(Entries provided begins)

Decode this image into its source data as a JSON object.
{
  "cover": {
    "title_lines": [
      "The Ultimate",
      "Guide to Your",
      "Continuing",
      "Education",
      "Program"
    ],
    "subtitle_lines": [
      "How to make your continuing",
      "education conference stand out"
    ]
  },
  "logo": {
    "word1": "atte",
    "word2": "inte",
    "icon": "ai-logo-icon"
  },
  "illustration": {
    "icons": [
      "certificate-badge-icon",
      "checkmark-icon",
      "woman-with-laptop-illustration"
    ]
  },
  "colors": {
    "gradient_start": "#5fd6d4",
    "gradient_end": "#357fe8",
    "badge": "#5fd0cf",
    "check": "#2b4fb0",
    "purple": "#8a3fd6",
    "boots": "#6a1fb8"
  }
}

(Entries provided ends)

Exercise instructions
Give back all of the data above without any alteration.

Written solution
Decode this image into its source data as a JSON object.
{
  "cover": {
    "title_lines": [
      "The Ultimate",
      "Guide to Your",
      "Continuing",
      "Education",
      "Program"
    ],
    "subtitle_lines": [
      "How to make your continuing",
      "education conference stand out"
    ]
  },
  "logo": {
    "word1": "atte",
    "word2": "inte",
    "icon": "ai-logo-icon"
  },
  "illustration": {
    "icons": [
      "certificate-badge-icon",
      "checkmark-icon",
      "woman-with-laptop-illustration"
    ]
  },
  "colors": {
    "gradient_start": "#5fd6d4",
    "gradient_end": "#357fe8",
    "badge": "#5fd0cf",
    "check": "#2b4fb0",
    "purple": "#8a3fd6",
    "boots": "#6a1fb8"
  }
}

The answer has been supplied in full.